Professor of cell biology at Harvard Medical School

Nancy Gertner

Senior lecturer on law at Harvard Law School

Ann Hochschild

Maude and Lillian Presley Professor of Microbiology at Harvard Medical School

William G. Kaelin

Professor of medicine at Harvard Medical School and senior physician of medicine at Brigham And Women’s Hospital

Philip Kim

Professor of physics and professor of applied physics

Daniel E. Lieberman

Edwin M. Lerner II Professor of Biological Sciences, professor of human evolutionary biology, and chair of the Department of Human Evolutionary Biology

Xiao-Li Meng

Whipple V. N. Jones Professor of Statistics

Ingrid T. Monson

Quincy Jones Professor of African American music

Cristine Russell

Adjunct lecturer in public policy at the Harvard Kennedy School and senior fellow in the Environment and Natural Resources Program at the Belfer Center for Science and International Affairs

Mario Luis Small

Grafstein Family Professor at Harvard University

Suzanne Walker

Professor of microbiology and molecular genetics and affiliate of the Department of Chemistry and Chemical Biology

David Der-wei Wang

Edward C. Henderson Professor of Chinese Literature

Clifford J. Woolf

Director of the F.M. Kirby Neurobiology Center and Neurobiology Program at Boston Children’s Hospital and professor of neurology and neurobiology at Harvard Medical School

The 37 new International Honorary Members from 22 countries include Denis Mukwege, a gynecologist and pastor whose hospital provides surgery, healing, and refuge for thousands of rape victims in the Democratic Republic of the Congo, and Ueno Chizuko, a sociologist, public intellectual, and women’s rights activist in Japan. The Academy’s projects and publications are focused on the arts and humanities, democracy and justice, education, global affairs, and science.
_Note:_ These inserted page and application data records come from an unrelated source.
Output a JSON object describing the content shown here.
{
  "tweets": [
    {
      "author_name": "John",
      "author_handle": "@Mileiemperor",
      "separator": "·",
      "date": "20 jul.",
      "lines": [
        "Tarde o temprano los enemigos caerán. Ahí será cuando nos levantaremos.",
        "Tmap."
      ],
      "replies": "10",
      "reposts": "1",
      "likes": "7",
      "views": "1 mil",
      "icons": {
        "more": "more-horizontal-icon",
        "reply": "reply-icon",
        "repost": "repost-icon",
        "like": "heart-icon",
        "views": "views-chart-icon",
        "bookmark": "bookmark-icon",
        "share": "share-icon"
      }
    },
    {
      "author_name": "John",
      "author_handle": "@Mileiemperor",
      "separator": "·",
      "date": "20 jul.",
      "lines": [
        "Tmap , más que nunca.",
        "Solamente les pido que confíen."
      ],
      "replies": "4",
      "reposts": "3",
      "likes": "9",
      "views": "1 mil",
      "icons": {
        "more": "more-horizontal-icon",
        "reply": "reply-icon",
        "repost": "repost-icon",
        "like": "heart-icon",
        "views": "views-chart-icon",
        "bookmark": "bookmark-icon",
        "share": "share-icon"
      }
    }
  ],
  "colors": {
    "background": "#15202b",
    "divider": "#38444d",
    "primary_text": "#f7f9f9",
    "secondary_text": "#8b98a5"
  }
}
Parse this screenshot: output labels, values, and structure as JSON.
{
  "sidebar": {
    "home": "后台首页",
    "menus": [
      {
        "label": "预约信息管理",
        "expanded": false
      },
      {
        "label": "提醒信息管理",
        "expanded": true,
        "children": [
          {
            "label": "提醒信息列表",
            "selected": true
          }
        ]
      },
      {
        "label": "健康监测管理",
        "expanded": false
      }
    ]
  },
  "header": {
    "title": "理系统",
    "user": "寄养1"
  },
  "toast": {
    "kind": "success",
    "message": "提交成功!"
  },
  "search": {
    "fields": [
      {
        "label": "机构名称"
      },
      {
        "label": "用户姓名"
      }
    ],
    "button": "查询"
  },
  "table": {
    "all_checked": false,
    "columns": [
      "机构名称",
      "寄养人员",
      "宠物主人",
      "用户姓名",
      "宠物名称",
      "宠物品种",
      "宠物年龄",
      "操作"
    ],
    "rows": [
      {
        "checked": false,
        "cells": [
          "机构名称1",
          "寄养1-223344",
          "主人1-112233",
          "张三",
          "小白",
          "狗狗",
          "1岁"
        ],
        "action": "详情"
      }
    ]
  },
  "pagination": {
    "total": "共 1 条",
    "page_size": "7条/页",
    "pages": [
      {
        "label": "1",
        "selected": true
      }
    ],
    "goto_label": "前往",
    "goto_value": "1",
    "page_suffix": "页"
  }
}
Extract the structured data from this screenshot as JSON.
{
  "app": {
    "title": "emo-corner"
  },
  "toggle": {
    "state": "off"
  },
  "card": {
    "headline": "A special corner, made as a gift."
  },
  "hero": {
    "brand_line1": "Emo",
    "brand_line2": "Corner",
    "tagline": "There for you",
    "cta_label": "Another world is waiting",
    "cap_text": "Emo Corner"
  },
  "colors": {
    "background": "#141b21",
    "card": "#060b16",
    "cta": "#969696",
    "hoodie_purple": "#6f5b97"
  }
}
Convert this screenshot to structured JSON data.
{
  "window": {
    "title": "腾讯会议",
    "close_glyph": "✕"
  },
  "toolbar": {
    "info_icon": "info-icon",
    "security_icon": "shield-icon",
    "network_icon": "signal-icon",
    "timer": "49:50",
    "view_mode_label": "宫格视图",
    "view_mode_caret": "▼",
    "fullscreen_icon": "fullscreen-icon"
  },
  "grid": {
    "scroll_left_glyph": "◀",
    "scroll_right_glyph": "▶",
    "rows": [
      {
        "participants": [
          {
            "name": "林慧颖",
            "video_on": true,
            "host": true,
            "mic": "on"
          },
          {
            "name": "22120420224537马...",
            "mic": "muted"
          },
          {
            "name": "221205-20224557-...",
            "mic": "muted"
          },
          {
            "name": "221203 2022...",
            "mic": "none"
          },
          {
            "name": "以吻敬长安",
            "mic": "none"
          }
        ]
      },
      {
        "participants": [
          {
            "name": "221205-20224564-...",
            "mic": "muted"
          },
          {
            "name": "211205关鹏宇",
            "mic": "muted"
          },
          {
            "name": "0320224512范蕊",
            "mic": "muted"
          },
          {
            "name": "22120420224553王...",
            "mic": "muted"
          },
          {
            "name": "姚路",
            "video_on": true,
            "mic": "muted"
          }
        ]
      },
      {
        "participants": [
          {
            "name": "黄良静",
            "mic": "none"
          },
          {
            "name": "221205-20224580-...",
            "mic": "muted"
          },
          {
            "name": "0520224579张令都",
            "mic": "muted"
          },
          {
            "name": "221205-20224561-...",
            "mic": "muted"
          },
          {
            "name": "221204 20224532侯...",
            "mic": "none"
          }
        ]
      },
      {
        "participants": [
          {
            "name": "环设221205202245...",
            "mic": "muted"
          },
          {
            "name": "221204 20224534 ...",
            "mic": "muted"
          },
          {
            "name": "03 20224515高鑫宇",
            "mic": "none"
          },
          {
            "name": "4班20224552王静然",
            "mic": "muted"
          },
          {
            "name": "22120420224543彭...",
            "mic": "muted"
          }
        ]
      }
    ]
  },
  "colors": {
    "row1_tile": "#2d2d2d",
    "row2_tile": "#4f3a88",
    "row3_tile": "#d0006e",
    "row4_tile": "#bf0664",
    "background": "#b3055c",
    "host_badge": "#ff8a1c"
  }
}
“We congratulate these incoming members of the Academy for excelling in a broad array of fields; we want to celebrate them and learn from them,” said Nancy C. Andrews, chair of the board of directors of the American Academy. “When Academy members come together, bringing their expertise and insights to our work, they help develop new insights and potential solutions for some of the most complex challenges we face.”

The new members join the company of Academy members elected before them, including Benjamin Franklin and Alexander Hamilton in the 18th century; Ralph Waldo Emerson and Maria Mitchell in the 19th; Robert Frost, Martha Graham, Margaret Mead, Milton Friedman, and Martin Luther King Jr. in the 20th; and — in the past two decades — Antonin Scalia, Michael Bloomberg, John Lithgow, Judy Woodruff, and Bryan Stevenson.

International Honorary Members include Charles Darwin, Albert Einstein, Winston Churchill, Laurence Olivier, Mary Leakey, John Maynard Keynes, Akira Kurosawa, and Nelson Mandela.

Learn more about the mission and members of the American Academy of Arts & Sciences at www.amacad.org.